4) Have the training to accurately understand data collection and its limitations and uses. One or two college level courses in statistics and their application are essential. In today’s data-driven world, this knowledge is required for fully understanding what works and doesn’t work in any teacher evaluation and school grading system. These tasks cannot be understood or delegated to others without a basic knowledge of statistics and how to use them. Claiming to be data-driven isn’t enough. One must understand what constitutes real data.

5) Foster respect for science. New Mexico is a leader in science. Students should be encouraged to take advantage of this world-class expertise. There isn’t room for pseudoscience, watered-down science, or science tainted by anyone’s personal belief system.

6) Have a minimum of five years of teaching experience in a public school classroom. This is the only way to gain the knowledge and skills necessary to capably fill any administrative position. On the most basic level, successfully managing a classroom and successfully managing adults both require the same communication and people skills.
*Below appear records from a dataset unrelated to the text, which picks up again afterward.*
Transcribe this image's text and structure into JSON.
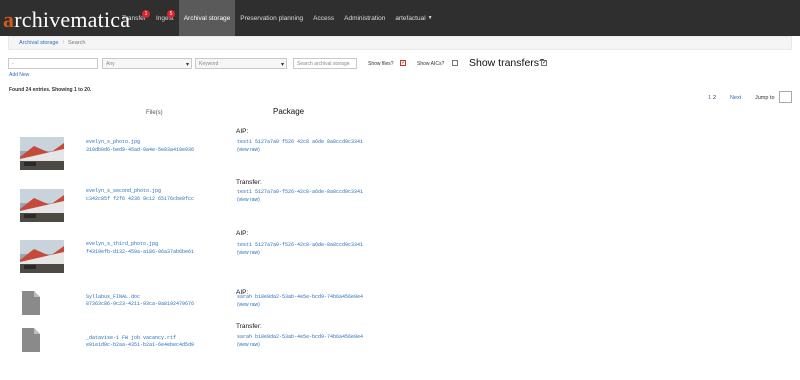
{
  "app": {
    "logo_text": "archivematica"
  },
  "nav": {
    "items": [
      {
        "label": "Transfer",
        "badge": "1"
      },
      {
        "label": "Ingest",
        "badge": "5"
      },
      {
        "label": "Archival storage"
      },
      {
        "label": "Preservation planning"
      },
      {
        "label": "Access"
      },
      {
        "label": "Administration"
      },
      {
        "label": "artefactual"
      }
    ]
  },
  "breadcrumb": {
    "root": "Archival storage",
    "current": "Search"
  },
  "search": {
    "field_value": "-",
    "type_select": "Any",
    "keyword_select": "Keyword",
    "search_placeholder": "Search archival storage",
    "add_new": "Add New",
    "show_files_label": "Show files?",
    "show_aics_label": "Show AICs?",
    "show_transfers_label": "Show transfers?"
  },
  "results": {
    "summary": "Found 24 entries. Showing 1 to 20.",
    "pager": {
      "page1": "1",
      "page2": "2",
      "next": "Next",
      "jump_label": "Jump to"
    },
    "columns": {
      "files": "File(s)",
      "package": "Package"
    },
    "rows": [
      {
        "thumb": "photo",
        "name": "evelyn_s_photo.jpg",
        "uuid": "319db0d6-bed9-45ad-9a4e-5e83a419e936",
        "pkg_type": "AIP:",
        "pkg_name": "test1 5127a7a0 f526 42c8 a6de 8a8ccd9c3341",
        "view": "(view raw)"
      },
      {
        "thumb": "photo",
        "name": "evelyn_s_second_photo.jpg",
        "uuid": "c342c85f f2f6 4236 9c12 65176cbe0fcc",
        "pkg_type": "Transfer:",
        "pkg_name": "test1 5127a7a0-f526-42c8-a6de-8a8ccd9c3341",
        "view": "(view raw)"
      },
      {
        "thumb": "photo",
        "name": "evelyn_s_third_photo.jpg",
        "uuid": "f4319efb-d132-459a-a186-06a37ab6be61",
        "pkg_type": "AIP:",
        "pkg_name": "test1 5127a7a0-f526-42c8-a6de-8a8ccd9c3341",
        "view": "(view raw)"
      },
      {
        "thumb": "doc",
        "name": "Syllabus_FINAL.doc",
        "uuid": "87363c86-9c23-4211-93ca-0a8192479676",
        "pkg_type": "AIP:",
        "pkg_name": "sarah b18e0da2-53ab-4e5e-bcd9-74b6a456e9e4",
        "view": "(view raw)"
      },
      {
        "thumb": "doc",
        "name": "_datavise-1 FW job vacancy.rtf",
        "uuid": "e91e1d0c-b2aa-4351-b2a1-6e4ebec4d5d9",
        "pkg_type": "Transfer:",
        "pkg_name": "sarah b18e0da2-53ab-4e5e-bcd9-74b6a456e9e4",
        "view": "(view raw)"
      }
    ]
  }
}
One of the most primary of those is treating everyone with respect.

7) Believe that an important part of “treating everyone with respect,” involves transparency and accessibility. Secrecy and “stonewalling” are out. Transparency and accessibility will be in.
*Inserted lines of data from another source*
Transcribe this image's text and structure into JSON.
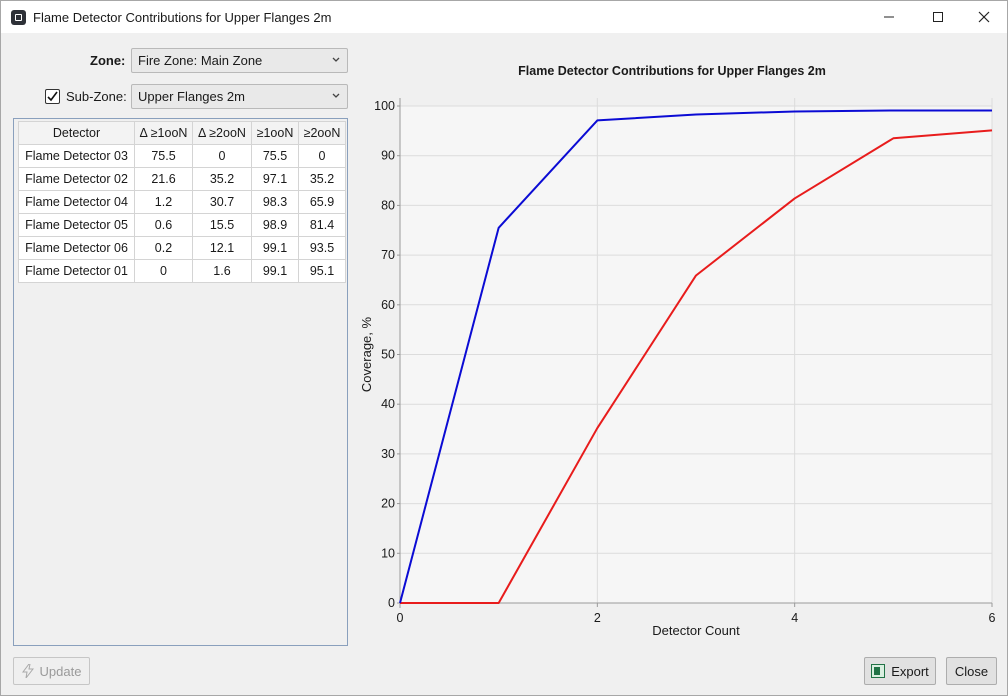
{
  "window": {
    "title": "Flame Detector Contributions for Upper Flanges 2m"
  },
  "zone": {
    "label": "Zone:",
    "value": "Fire Zone: Main Zone"
  },
  "subzone": {
    "label": "Sub-Zone:",
    "checked": true,
    "value": "Upper Flanges 2m"
  },
  "table": {
    "headers": [
      "Detector",
      "Δ ≥1ooN",
      "Δ ≥2ooN",
      "≥1ooN",
      "≥2ooN"
    ],
    "rows": [
      [
        "Flame Detector 03",
        "75.5",
        "0",
        "75.5",
        "0"
      ],
      [
        "Flame Detector 02",
        "21.6",
        "35.2",
        "97.1",
        "35.2"
      ],
      [
        "Flame Detector 04",
        "1.2",
        "30.7",
        "98.3",
        "65.9"
      ],
      [
        "Flame Detector 05",
        "0.6",
        "15.5",
        "98.9",
        "81.4"
      ],
      [
        "Flame Detector 06",
        "0.2",
        "12.1",
        "99.1",
        "93.5"
      ],
      [
        "Flame Detector 01",
        "0",
        "1.6",
        "99.1",
        "95.1"
      ]
    ]
  },
  "buttons": {
    "update": "Update",
    "export": "Export",
    "close": "Close"
  },
  "chart_data": {
    "type": "line",
    "title": "Flame Detector Contributions for Upper Flanges 2m",
    "xlabel": "Detector Count",
    "ylabel": "Coverage, %",
    "xlim": [
      0,
      6
    ],
    "ylim": [
      0,
      100
    ],
    "xticks": [
      0,
      2,
      4,
      6
    ],
    "yticks": [
      0,
      10,
      20,
      30,
      40,
      50,
      60,
      70,
      80,
      90,
      100
    ],
    "grid": true,
    "x": [
      0,
      1,
      2,
      3,
      4,
      5,
      6
    ],
    "series": [
      {
        "values": [
          0,
          75.5,
          97.1,
          98.3,
          98.9,
          99.1,
          99.1
        ],
        "color": "#0b0bd4"
      },
      {
        "values": [
          0,
          0,
          35.2,
          65.9,
          81.4,
          93.5,
          95.1
        ],
        "color": "#e81c1c"
      }
    ]
  }
}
8) Find out why we have a crisis in education and work to find remedies. Enrollment in colleges of education is down and our educators are leaving our state or leaving education entirely. This is according to a study by The New Mexico State University College of Education Southwest Outreach Academic Research Lab, as reported in the Albuquerque Journal, November 4, 2018.

9) Be recognized by students, parents, teachers and administrators, as a superior teacher and leader. This recognition goes far beyond student test scores and teacher evaluations. It asks, is this person a great teacher? Can this person lead others?

When our new governor takes office on January 1, 2019, we hope she will give New Mexico’s children, parents and educators a fresh start with a new Secretary of Education, a qualified candidate who will, beginning on day one, truly listen to parents, teachers, other professional licensed staff, principals and school administrators. Let’s begin a meaningful dialogue that will help all of us feel valued and respected.

These actions will go a long way toward improving morale in public schools that has been steadily deteriorating over the last several years. They will give our students the skills they need to thrive and succeed in today’s rapidly changing world.

Published on December 17th, 2018 in the Albuquerque Journal.

Read more CESE Op-eds here.